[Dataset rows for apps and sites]
::::

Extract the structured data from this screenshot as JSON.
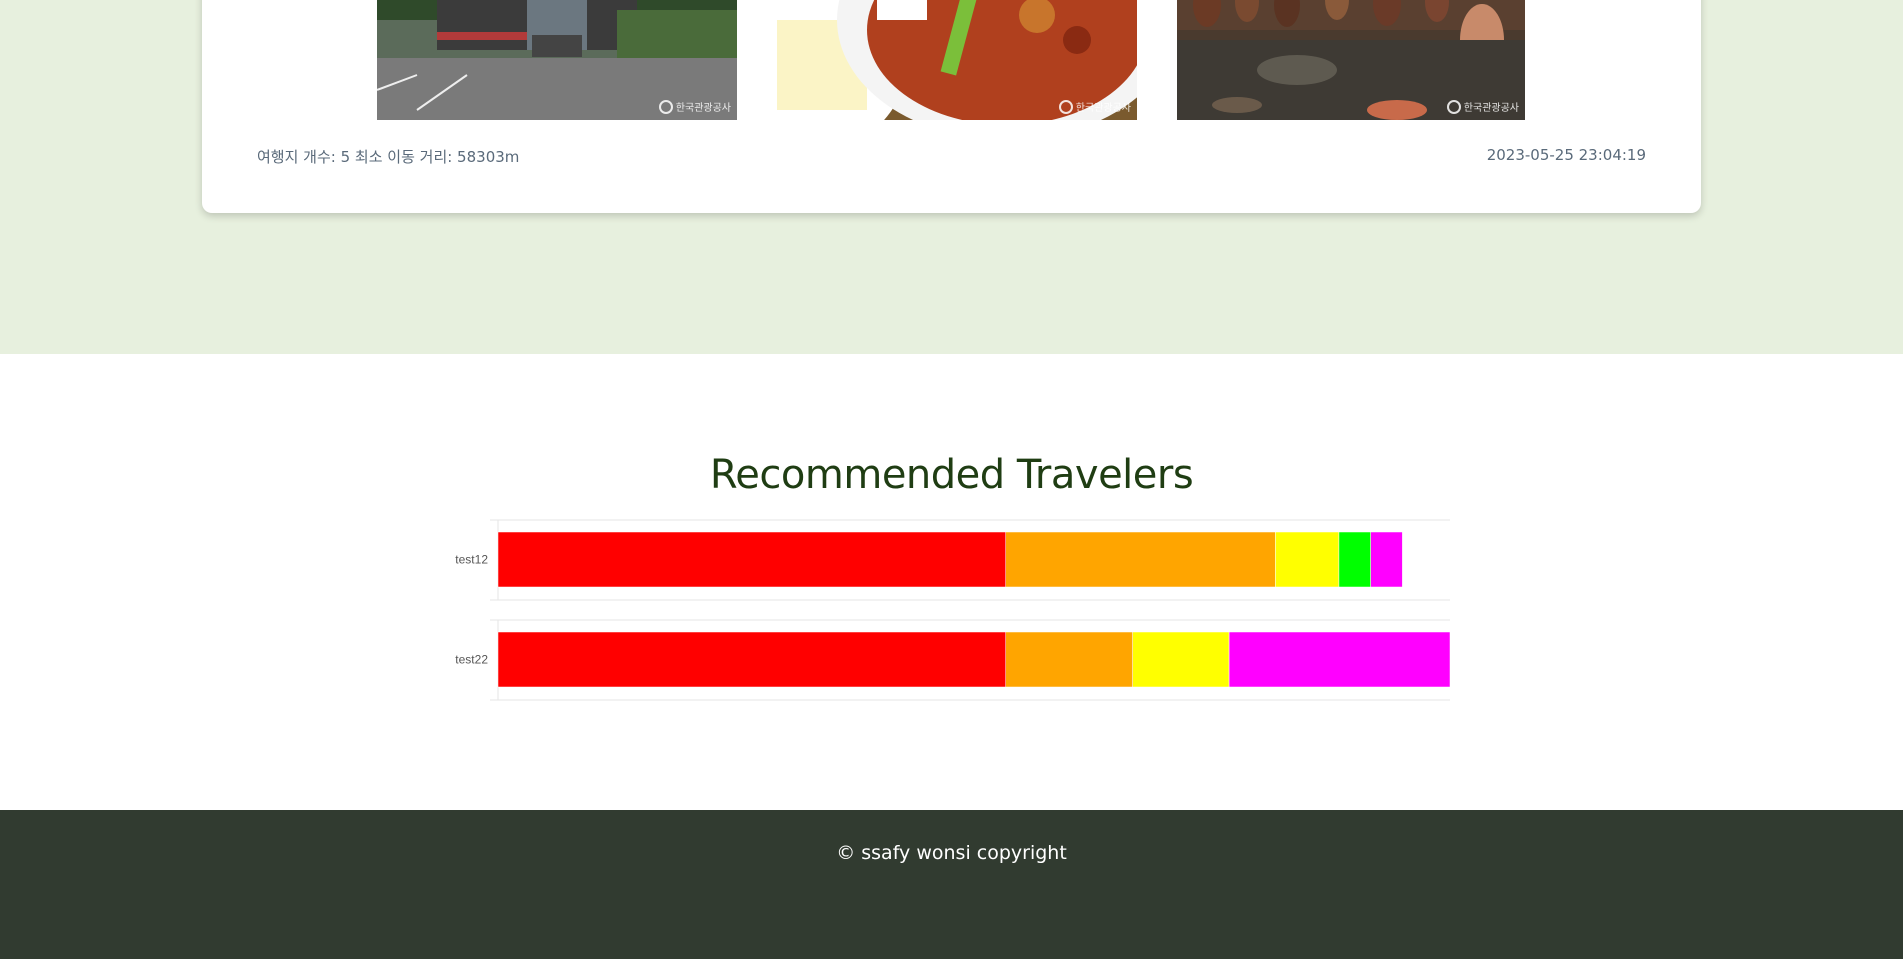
{
  "trip_card": {
    "meta_left": "여행지 개수: 5 최소 이동 거리: 58303m",
    "meta_right": "2023-05-25 23:04:19",
    "photo_watermark": "한국관광공사"
  },
  "recommended": {
    "title": "Recommended Travelers"
  },
  "chart_data": {
    "type": "bar",
    "orientation": "horizontal",
    "stacked": true,
    "categories": [
      "test12",
      "test22"
    ],
    "series": [
      {
        "color": "#ff0000",
        "values": [
          41.6,
          41.6
        ]
      },
      {
        "color": "#ffa500",
        "values": [
          22.1,
          10.4
        ]
      },
      {
        "color": "#ffff00",
        "values": [
          5.2,
          7.9
        ]
      },
      {
        "color": "#00ff00",
        "values": [
          2.6,
          0
        ]
      },
      {
        "color": "#ff00ff",
        "values": [
          2.6,
          18.1
        ]
      }
    ],
    "xlim": [
      0,
      78
    ],
    "grid": true
  },
  "footer": {
    "copyright": "© ssafy wonsi copyright"
  }
}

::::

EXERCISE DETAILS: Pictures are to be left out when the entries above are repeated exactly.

SOLVED PROBLEM:
Extract the structured data from this screenshot as JSON.
{
  "trip_card": {
    "meta_left": "여행지 개수: 5 최소 이동 거리: 58303m",
    "meta_right": "2023-05-25 23:04:19",
    "photo_watermark": "한국관광공사"
  },
  "recommended": {
    "title": "Recommended Travelers"
  },
  "chart_data": {
    "type": "bar",
    "orientation": "horizontal",
    "stacked": true,
    "categories": [
      "test12",
      "test22"
    ],
    "series": [
      {
        "color": "#ff0000",
        "values": [
          41.6,
          41.6
        ]
      },
      {
        "color": "#ffa500",
        "values": [
          22.1,
          10.4
        ]
      },
      {
        "color": "#ffff00",
        "values": [
          5.2,
          7.9
        ]
      },
      {
        "color": "#00ff00",
        "values": [
          2.6,
          0
        ]
      },
      {
        "color": "#ff00ff",
        "values": [
          2.6,
          18.1
        ]
      }
    ],
    "xlim": [
      0,
      78
    ],
    "grid": true
  },
  "footer": {
    "copyright": "© ssafy wonsi copyright"
  }
}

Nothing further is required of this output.